Failure Week involves assemblies, workshops and activities for students that teach them to embrace and rebound from failure. For example, one speaker at this year’s festivities was Nick Carter, who attempted — and failed — to climb the summit of Mount Everest.
“The girls need to learn how to fail well — and how to get over it and cope with it,” said Heather Hanbury, the headmistress at Wimbledon, to the BBC. “Fear of failing can be really crippling and stop the girls doing things they really want to do. The pupils are hugely successful but can sometimes overreact to failure even though it can sometimes be enormously beneficial to them.” Sound familiar, anyone?

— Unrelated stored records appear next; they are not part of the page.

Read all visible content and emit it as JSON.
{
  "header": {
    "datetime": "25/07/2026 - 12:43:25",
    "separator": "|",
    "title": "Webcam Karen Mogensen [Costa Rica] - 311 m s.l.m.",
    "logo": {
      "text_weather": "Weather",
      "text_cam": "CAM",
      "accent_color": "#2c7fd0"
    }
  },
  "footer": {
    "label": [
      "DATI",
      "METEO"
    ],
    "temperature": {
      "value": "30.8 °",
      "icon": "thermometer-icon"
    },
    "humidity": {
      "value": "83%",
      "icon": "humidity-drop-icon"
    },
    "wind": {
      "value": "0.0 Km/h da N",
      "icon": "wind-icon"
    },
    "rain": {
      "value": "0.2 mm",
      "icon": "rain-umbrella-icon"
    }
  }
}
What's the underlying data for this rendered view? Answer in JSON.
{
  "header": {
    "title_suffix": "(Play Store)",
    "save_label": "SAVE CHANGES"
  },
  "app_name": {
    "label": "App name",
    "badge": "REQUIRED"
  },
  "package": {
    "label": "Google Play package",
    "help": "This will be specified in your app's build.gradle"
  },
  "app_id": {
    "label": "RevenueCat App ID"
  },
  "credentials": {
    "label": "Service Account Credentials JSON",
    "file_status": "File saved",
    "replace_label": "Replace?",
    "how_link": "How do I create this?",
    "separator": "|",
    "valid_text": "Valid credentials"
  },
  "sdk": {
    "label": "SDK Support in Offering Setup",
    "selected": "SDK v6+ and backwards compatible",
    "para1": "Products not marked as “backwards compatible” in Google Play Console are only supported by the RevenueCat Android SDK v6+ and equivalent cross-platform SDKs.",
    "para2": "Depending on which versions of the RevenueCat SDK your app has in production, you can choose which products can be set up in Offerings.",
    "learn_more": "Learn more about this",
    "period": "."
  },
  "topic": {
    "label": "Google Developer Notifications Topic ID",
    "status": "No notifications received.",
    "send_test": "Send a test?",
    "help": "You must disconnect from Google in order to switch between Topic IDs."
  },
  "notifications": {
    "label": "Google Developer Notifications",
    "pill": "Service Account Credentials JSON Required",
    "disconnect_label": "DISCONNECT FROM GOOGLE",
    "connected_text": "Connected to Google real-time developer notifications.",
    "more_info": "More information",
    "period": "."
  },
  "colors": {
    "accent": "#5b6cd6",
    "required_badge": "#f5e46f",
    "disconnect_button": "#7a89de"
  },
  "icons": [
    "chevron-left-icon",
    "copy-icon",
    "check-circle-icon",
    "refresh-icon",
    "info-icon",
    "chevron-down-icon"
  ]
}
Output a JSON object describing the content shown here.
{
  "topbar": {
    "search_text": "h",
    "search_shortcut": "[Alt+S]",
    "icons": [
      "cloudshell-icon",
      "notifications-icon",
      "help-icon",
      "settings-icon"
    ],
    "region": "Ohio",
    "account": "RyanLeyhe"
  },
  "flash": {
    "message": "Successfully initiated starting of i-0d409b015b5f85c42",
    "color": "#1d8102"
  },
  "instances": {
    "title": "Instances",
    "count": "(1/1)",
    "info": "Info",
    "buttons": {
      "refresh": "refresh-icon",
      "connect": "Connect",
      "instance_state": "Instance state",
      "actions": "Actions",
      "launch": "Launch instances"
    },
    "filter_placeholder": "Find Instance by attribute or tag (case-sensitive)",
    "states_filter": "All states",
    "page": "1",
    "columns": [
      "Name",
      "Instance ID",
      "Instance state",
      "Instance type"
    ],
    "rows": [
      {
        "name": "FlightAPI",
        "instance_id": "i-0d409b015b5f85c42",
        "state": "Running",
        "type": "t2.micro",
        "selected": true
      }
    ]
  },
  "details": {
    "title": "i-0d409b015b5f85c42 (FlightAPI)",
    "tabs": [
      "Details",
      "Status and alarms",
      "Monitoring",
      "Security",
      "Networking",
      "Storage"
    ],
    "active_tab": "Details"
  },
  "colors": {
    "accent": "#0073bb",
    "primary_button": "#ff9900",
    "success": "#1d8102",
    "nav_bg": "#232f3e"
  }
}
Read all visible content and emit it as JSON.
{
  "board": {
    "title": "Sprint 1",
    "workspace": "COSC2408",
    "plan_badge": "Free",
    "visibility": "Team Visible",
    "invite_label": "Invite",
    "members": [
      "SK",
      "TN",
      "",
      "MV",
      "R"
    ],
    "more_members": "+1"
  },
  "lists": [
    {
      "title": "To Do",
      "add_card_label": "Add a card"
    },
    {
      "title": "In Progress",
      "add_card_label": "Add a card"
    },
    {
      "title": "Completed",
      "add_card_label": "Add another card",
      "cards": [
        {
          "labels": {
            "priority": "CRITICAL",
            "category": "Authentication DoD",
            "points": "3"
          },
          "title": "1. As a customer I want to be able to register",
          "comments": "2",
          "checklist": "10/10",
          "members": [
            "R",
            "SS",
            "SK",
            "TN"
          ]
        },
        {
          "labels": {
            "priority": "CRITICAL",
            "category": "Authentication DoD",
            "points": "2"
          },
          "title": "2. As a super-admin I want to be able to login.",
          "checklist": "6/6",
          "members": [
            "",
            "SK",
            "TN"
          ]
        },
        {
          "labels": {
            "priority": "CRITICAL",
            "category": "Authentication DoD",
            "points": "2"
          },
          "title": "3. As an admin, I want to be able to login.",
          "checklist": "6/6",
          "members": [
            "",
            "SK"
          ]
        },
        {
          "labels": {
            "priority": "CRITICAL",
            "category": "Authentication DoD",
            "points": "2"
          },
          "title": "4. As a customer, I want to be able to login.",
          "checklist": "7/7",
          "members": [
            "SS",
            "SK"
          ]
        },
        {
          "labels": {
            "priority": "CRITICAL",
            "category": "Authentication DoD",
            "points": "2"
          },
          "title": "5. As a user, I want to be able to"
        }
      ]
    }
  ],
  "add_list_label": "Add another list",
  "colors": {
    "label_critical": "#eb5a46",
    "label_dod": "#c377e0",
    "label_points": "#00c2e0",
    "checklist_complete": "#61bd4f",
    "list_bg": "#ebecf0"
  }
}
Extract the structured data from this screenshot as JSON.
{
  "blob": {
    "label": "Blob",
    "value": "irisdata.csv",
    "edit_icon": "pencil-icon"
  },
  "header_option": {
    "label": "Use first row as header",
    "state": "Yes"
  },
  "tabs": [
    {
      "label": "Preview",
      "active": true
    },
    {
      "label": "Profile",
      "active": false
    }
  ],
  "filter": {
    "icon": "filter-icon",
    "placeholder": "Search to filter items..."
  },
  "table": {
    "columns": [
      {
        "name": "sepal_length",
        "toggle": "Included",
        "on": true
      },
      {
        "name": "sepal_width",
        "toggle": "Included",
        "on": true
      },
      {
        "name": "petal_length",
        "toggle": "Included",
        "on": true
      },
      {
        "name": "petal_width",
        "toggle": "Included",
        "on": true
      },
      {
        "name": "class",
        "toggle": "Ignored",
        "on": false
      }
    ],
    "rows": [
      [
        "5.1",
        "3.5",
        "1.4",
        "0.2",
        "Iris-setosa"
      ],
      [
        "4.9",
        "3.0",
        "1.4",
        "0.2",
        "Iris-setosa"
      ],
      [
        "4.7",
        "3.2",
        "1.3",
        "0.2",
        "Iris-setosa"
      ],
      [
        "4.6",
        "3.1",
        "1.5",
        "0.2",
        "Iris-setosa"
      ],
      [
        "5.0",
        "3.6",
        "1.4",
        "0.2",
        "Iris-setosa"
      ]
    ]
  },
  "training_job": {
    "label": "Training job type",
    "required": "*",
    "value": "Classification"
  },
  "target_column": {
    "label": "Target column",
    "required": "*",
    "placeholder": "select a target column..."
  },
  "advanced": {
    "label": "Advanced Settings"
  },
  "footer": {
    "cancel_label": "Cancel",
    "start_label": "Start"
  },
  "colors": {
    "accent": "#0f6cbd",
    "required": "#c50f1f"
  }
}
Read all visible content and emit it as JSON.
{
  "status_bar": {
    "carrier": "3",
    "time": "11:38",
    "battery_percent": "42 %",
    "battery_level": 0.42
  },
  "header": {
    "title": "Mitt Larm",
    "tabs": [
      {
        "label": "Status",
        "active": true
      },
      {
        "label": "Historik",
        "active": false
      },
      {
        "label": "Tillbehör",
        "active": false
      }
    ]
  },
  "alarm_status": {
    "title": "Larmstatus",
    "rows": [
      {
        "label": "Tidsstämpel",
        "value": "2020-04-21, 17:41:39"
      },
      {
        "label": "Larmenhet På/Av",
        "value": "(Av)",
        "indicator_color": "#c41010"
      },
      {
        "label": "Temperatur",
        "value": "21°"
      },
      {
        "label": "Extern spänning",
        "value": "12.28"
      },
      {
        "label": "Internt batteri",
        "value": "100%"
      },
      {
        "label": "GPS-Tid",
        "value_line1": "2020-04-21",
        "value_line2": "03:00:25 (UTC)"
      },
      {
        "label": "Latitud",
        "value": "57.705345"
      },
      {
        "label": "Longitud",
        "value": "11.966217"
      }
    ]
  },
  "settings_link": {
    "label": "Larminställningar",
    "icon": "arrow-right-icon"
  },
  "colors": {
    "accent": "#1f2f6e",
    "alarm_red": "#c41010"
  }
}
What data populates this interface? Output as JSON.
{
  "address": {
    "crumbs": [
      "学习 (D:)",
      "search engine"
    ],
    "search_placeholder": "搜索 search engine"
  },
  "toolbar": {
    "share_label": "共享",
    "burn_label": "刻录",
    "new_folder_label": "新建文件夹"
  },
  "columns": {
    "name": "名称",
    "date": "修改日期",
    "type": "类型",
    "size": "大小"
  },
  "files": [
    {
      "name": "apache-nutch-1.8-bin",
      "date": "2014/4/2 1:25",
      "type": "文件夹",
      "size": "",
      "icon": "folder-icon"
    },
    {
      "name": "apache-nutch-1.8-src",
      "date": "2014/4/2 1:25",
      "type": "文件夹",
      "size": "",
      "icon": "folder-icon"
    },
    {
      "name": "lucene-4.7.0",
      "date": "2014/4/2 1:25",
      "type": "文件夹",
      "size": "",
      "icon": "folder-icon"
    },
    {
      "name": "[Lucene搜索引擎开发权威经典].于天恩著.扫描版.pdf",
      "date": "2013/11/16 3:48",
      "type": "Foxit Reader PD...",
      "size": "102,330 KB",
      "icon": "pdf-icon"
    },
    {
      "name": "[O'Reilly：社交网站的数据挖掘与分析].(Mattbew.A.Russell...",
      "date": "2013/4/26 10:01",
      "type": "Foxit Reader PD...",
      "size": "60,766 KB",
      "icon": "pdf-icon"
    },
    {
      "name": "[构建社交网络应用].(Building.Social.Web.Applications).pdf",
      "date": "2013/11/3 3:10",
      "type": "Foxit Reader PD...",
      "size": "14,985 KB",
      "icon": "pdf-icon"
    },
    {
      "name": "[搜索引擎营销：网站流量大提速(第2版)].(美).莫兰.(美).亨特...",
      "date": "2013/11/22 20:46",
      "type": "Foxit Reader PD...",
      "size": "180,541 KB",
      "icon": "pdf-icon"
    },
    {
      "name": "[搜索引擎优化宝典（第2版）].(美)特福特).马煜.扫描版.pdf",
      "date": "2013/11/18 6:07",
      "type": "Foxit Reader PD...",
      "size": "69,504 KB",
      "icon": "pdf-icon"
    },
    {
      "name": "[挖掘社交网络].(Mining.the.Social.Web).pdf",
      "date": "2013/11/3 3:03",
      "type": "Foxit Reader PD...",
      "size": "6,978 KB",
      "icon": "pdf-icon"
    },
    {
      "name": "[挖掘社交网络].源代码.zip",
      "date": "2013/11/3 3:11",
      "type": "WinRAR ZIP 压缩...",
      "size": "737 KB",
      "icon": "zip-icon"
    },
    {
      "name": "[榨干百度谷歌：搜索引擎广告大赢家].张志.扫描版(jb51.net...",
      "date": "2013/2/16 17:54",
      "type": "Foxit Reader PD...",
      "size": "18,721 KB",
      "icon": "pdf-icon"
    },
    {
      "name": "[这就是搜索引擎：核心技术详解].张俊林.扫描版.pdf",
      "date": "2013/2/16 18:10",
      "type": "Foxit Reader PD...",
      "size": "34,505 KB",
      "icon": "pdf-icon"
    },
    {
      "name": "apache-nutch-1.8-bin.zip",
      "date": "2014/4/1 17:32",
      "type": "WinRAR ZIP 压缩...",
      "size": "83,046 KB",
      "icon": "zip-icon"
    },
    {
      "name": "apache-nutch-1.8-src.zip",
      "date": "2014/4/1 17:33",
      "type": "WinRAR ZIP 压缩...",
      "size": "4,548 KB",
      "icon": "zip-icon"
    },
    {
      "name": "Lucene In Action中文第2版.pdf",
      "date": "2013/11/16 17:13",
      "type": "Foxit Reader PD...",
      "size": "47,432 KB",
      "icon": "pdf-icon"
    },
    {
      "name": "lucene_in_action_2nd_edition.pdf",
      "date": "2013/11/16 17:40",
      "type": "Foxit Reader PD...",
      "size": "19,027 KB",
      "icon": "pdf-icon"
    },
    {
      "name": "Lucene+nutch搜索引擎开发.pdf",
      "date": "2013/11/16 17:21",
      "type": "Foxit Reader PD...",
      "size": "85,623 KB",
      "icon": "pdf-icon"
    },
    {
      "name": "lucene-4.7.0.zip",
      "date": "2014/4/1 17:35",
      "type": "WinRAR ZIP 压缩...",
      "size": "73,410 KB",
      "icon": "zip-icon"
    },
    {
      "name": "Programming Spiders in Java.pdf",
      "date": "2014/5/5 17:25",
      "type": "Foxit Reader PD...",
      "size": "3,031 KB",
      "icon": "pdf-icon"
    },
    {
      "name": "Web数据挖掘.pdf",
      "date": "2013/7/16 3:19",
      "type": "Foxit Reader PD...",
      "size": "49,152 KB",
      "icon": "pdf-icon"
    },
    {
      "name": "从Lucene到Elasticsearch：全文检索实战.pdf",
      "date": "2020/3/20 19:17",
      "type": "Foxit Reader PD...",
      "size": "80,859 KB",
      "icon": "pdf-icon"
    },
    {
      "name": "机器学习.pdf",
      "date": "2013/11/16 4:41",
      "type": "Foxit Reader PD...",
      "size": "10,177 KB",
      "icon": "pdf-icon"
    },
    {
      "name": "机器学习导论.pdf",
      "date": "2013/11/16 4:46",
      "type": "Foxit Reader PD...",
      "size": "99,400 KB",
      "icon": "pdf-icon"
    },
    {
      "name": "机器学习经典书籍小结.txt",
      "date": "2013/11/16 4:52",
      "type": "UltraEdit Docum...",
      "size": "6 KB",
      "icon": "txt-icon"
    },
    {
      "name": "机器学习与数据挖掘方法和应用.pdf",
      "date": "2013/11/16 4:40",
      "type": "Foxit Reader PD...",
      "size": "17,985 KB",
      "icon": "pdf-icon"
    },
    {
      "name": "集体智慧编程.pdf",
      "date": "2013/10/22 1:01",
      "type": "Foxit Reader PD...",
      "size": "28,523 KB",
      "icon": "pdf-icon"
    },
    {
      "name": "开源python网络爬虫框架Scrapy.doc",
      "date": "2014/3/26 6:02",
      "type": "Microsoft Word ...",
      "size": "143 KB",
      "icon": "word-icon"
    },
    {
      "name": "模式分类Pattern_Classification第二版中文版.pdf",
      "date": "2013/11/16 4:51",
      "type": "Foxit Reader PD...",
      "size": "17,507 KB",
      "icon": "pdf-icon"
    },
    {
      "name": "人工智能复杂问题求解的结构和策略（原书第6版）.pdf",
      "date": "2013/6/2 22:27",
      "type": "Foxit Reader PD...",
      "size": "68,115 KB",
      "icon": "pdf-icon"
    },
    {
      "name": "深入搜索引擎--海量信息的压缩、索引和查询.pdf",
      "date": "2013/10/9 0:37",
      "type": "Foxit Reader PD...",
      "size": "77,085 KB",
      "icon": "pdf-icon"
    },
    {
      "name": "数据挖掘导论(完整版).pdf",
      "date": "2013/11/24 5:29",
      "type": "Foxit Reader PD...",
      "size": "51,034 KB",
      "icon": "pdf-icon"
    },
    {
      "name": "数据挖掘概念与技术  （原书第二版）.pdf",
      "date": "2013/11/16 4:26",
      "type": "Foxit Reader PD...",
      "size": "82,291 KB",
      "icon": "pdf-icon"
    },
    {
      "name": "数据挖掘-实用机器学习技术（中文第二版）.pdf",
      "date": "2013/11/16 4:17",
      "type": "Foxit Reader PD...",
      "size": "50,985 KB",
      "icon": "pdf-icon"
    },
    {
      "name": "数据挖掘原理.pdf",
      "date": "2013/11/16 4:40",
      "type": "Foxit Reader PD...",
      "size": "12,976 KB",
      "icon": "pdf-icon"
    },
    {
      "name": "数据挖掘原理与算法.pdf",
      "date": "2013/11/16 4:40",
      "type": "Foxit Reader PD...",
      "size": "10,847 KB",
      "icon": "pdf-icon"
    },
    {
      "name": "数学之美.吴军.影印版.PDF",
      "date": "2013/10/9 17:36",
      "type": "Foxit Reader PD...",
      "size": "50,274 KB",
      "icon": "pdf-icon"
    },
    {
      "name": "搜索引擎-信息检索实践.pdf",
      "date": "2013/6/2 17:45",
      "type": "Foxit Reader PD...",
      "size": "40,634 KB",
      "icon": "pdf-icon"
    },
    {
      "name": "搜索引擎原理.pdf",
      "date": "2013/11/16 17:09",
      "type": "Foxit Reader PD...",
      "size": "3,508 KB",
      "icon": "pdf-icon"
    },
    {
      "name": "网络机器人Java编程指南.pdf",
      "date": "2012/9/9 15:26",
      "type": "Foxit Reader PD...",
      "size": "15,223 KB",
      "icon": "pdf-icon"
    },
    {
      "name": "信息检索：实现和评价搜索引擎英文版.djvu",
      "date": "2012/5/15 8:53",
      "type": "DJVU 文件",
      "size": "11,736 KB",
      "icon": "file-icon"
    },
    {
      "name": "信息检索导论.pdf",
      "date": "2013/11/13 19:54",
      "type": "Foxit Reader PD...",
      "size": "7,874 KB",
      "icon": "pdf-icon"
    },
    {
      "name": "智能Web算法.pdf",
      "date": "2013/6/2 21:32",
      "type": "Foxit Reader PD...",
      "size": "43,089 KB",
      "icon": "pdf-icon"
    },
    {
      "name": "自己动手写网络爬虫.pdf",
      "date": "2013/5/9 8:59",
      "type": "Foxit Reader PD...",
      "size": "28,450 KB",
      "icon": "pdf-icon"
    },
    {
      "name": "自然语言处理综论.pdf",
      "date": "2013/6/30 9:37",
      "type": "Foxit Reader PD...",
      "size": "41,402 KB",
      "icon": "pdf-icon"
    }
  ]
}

Cutting-edge educational institutions are increasingly adopting strategies that translate beautifully to business. Earlier this week, I wrote about the achievement culture at the Morningside Academy in Seattle; there, students get daily report cards to keep both students and educators accountable. How could your team use a similar event to Failure Week to supercharge creativity?Related